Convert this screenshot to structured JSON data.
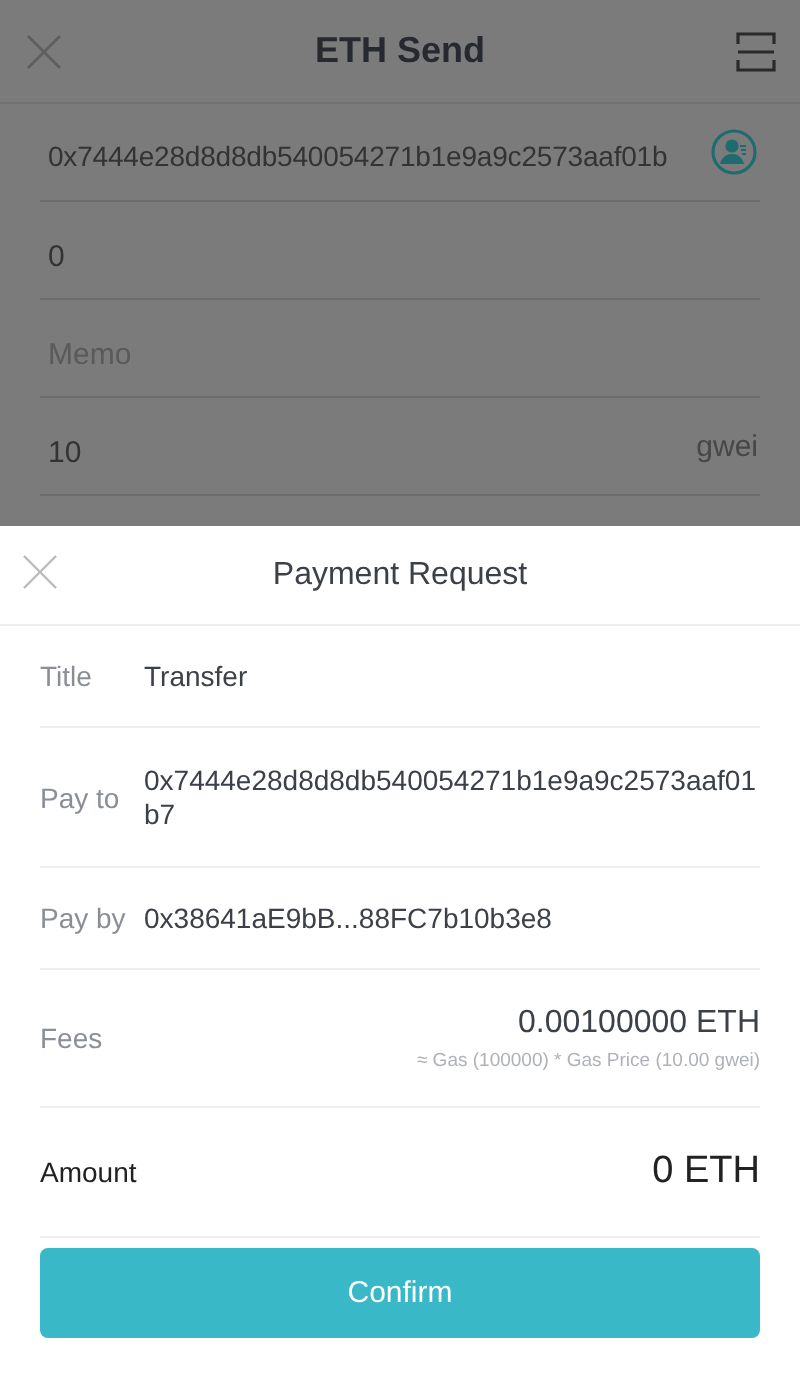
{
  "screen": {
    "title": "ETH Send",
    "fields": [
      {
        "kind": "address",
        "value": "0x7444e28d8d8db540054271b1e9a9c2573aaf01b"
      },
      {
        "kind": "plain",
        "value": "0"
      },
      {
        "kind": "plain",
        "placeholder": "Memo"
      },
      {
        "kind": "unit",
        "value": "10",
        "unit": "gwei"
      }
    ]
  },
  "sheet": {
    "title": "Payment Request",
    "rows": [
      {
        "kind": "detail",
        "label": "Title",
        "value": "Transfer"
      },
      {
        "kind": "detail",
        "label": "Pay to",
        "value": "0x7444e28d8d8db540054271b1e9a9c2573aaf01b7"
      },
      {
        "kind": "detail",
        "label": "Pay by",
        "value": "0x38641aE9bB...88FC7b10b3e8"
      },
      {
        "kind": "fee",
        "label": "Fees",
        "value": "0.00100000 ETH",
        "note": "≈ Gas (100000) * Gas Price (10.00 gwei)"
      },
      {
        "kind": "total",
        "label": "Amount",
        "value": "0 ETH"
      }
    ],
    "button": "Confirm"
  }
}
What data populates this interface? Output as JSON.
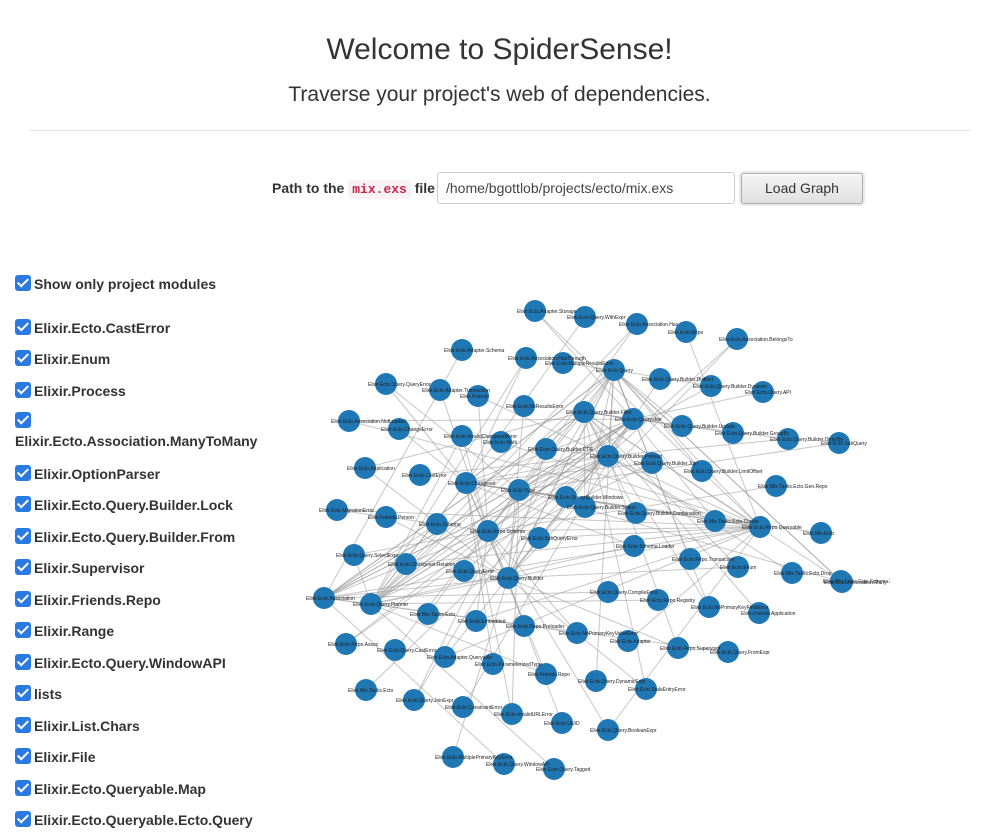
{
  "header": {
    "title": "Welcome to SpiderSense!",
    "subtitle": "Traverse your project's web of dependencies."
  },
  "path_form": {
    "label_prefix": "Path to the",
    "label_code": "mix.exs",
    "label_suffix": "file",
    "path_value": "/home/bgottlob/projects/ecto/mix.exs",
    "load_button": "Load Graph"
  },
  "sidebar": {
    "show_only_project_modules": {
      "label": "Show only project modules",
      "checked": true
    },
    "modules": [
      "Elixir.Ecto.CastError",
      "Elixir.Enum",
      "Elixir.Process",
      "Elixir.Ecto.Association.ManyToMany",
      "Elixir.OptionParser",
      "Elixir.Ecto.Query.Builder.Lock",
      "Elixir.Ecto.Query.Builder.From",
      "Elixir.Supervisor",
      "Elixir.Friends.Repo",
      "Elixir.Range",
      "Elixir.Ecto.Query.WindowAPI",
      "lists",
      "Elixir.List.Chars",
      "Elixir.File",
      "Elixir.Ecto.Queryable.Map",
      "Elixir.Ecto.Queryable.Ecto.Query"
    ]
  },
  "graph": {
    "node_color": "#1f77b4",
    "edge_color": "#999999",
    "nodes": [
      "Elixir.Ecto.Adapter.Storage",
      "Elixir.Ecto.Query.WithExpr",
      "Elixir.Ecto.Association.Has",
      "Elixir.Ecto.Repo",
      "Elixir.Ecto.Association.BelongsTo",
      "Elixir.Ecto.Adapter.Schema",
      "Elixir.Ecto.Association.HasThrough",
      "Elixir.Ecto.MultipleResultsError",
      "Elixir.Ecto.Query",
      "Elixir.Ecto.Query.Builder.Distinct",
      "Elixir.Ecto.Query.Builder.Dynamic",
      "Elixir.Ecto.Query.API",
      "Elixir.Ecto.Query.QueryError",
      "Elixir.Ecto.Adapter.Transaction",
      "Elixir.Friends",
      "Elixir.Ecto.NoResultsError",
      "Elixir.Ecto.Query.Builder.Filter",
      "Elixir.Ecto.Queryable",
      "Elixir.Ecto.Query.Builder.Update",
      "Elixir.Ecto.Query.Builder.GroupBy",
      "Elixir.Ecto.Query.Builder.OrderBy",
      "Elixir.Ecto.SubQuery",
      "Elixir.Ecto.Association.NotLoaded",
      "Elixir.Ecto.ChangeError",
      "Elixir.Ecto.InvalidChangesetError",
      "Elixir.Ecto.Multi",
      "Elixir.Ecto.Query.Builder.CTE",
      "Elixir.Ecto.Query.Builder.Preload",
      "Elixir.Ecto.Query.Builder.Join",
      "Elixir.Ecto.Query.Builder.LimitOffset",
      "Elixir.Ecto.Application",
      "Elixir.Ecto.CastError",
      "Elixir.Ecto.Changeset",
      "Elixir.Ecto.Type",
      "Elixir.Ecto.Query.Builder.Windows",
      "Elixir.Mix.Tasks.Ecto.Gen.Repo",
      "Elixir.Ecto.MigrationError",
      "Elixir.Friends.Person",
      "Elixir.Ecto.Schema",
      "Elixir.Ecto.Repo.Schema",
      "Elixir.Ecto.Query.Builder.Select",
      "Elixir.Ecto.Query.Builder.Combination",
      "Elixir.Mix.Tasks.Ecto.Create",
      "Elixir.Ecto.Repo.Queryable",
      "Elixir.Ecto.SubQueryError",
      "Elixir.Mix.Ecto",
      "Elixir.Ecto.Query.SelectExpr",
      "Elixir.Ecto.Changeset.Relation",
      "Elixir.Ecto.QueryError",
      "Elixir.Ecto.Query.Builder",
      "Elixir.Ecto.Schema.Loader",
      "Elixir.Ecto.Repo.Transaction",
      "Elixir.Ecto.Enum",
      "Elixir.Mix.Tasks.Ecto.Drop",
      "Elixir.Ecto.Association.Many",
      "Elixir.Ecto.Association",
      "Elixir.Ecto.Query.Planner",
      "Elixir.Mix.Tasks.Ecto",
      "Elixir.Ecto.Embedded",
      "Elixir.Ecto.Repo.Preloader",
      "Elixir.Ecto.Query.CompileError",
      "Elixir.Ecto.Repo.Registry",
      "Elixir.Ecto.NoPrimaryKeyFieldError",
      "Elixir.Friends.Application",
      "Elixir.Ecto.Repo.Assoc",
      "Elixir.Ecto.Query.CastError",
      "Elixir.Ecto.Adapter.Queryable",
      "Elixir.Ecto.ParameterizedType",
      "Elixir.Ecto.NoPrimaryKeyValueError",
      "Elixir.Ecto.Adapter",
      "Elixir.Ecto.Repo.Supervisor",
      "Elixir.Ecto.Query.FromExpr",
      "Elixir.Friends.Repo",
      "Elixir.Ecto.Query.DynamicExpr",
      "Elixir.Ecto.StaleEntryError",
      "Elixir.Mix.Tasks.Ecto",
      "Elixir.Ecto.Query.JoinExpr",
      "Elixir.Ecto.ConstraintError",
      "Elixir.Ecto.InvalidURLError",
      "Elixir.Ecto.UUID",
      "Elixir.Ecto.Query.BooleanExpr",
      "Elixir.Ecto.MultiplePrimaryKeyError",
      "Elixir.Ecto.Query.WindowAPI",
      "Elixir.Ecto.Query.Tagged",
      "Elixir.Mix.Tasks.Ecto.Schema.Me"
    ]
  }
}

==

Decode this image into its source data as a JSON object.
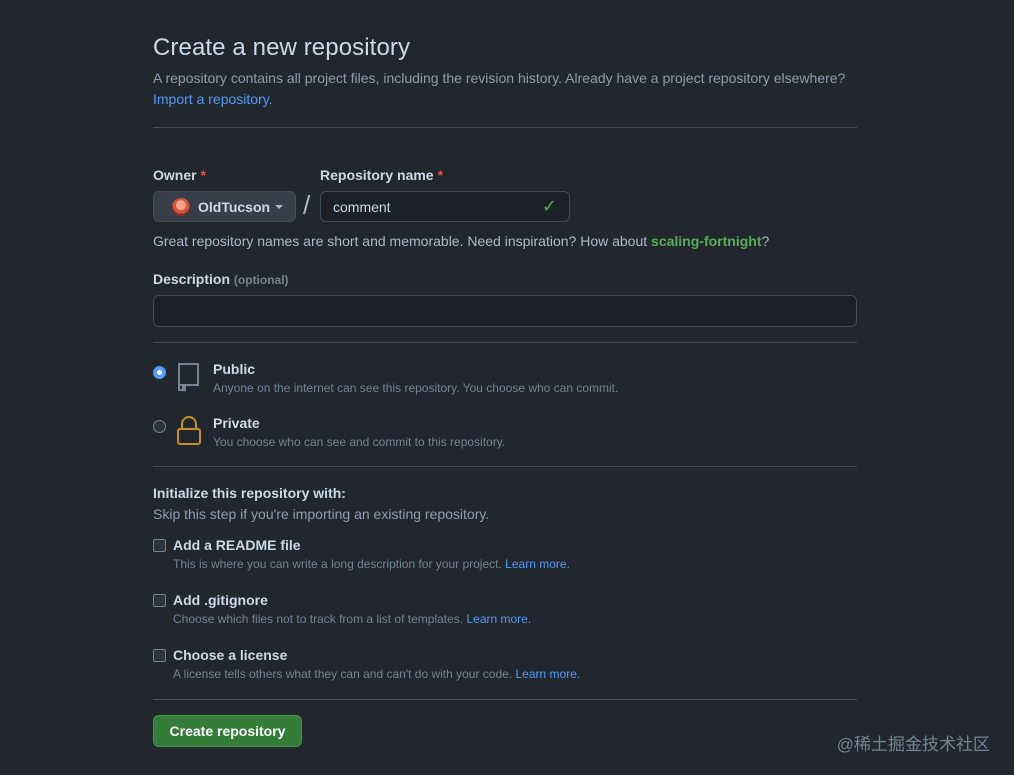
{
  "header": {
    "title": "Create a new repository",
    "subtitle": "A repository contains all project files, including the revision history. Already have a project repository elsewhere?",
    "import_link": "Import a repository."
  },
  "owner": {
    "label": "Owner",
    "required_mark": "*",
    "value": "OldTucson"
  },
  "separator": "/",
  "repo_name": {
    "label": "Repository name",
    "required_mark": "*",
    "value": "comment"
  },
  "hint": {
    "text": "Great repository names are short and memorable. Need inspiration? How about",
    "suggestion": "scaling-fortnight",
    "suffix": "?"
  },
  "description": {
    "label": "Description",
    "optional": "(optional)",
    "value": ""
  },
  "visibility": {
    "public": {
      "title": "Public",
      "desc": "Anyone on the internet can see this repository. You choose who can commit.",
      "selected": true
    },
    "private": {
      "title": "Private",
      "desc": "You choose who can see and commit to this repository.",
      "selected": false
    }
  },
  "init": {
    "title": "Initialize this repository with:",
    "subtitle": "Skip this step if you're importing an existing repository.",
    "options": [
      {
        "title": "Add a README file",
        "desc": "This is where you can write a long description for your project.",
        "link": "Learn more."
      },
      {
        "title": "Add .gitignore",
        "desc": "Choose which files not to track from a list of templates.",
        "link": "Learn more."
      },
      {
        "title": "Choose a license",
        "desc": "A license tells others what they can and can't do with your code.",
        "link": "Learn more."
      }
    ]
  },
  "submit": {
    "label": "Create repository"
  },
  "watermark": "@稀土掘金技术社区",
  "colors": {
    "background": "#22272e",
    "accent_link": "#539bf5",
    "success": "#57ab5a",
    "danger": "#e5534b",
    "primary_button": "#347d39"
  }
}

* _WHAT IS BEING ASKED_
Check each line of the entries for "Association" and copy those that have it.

* _RESPONSE_
      "Elixir.Ecto.Association.ManyToMany",
      "Elixir.Ecto.Association.Has",
      "Elixir.Ecto.Association.BelongsTo",
      "Elixir.Ecto.Association.HasThrough",
      "Elixir.Ecto.Association.NotLoaded",
      "Elixir.Ecto.Association.Many",
      "Elixir.Ecto.Association",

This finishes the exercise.